====== Input records ======

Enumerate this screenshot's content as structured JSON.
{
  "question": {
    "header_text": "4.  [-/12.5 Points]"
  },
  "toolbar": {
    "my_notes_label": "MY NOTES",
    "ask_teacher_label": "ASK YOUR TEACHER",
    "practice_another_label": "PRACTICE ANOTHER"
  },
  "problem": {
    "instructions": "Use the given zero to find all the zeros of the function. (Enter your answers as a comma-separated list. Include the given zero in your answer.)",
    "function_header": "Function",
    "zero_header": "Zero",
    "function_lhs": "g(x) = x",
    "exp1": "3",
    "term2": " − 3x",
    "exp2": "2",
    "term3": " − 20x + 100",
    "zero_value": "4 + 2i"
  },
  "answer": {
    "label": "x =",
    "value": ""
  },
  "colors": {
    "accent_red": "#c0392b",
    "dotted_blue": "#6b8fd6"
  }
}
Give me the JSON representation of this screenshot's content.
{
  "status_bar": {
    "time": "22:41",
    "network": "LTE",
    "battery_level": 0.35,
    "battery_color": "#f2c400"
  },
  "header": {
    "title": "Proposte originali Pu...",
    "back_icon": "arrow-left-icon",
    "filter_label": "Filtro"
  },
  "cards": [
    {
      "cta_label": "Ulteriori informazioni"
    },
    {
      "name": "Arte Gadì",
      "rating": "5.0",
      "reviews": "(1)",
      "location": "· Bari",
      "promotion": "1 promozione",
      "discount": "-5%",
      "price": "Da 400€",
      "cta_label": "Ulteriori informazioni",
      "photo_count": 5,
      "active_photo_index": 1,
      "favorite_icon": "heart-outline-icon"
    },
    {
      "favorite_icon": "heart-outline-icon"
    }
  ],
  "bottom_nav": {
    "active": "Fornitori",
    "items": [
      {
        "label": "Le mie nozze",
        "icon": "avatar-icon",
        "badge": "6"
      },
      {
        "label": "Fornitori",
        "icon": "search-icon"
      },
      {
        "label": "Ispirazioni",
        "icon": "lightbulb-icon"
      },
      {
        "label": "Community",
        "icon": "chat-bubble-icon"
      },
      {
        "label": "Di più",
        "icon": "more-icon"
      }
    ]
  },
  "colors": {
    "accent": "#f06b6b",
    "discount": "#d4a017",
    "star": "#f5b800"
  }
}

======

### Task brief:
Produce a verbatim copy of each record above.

### Answer to this problem:
Enumerate this screenshot's content as structured JSON.
{
  "question": {
    "header_text": "4.  [-/12.5 Points]"
  },
  "toolbar": {
    "my_notes_label": "MY NOTES",
    "ask_teacher_label": "ASK YOUR TEACHER",
    "practice_another_label": "PRACTICE ANOTHER"
  },
  "problem": {
    "instructions": "Use the given zero to find all the zeros of the function. (Enter your answers as a comma-separated list. Include the given zero in your answer.)",
    "function_header": "Function",
    "zero_header": "Zero",
    "function_lhs": "g(x) = x",
    "exp1": "3",
    "term2": " − 3x",
    "exp2": "2",
    "term3": " − 20x + 100",
    "zero_value": "4 + 2i"
  },
  "answer": {
    "label": "x =",
    "value": ""
  },
  "colors": {
    "accent_red": "#c0392b",
    "dotted_blue": "#6b8fd6"
  }
}
Give me the JSON representation of this screenshot's content.
{
  "status_bar": {
    "time": "22:41",
    "network": "LTE",
    "battery_level": 0.35,
    "battery_color": "#f2c400"
  },
  "header": {
    "title": "Proposte originali Pu...",
    "back_icon": "arrow-left-icon",
    "filter_label": "Filtro"
  },
  "cards": [
    {
      "cta_label": "Ulteriori informazioni"
    },
    {
      "name": "Arte Gadì",
      "rating": "5.0",
      "reviews": "(1)",
      "location": "· Bari",
      "promotion": "1 promozione",
      "discount": "-5%",
      "price": "Da 400€",
      "cta_label": "Ulteriori informazioni",
      "photo_count": 5,
      "active_photo_index": 1,
      "favorite_icon": "heart-outline-icon"
    },
    {
      "favorite_icon": "heart-outline-icon"
    }
  ],
  "bottom_nav": {
    "active": "Fornitori",
    "items": [
      {
        "label": "Le mie nozze",
        "icon": "avatar-icon",
        "badge": "6"
      },
      {
        "label": "Fornitori",
        "icon": "search-icon"
      },
      {
        "label": "Ispirazioni",
        "icon": "lightbulb-icon"
      },
      {
        "label": "Community",
        "icon": "chat-bubble-icon"
      },
      {
        "label": "Di più",
        "icon": "more-icon"
      }
    ]
  },
  "colors": {
    "accent": "#f06b6b",
    "discount": "#d4a017",
    "star": "#f5b800"
  }
}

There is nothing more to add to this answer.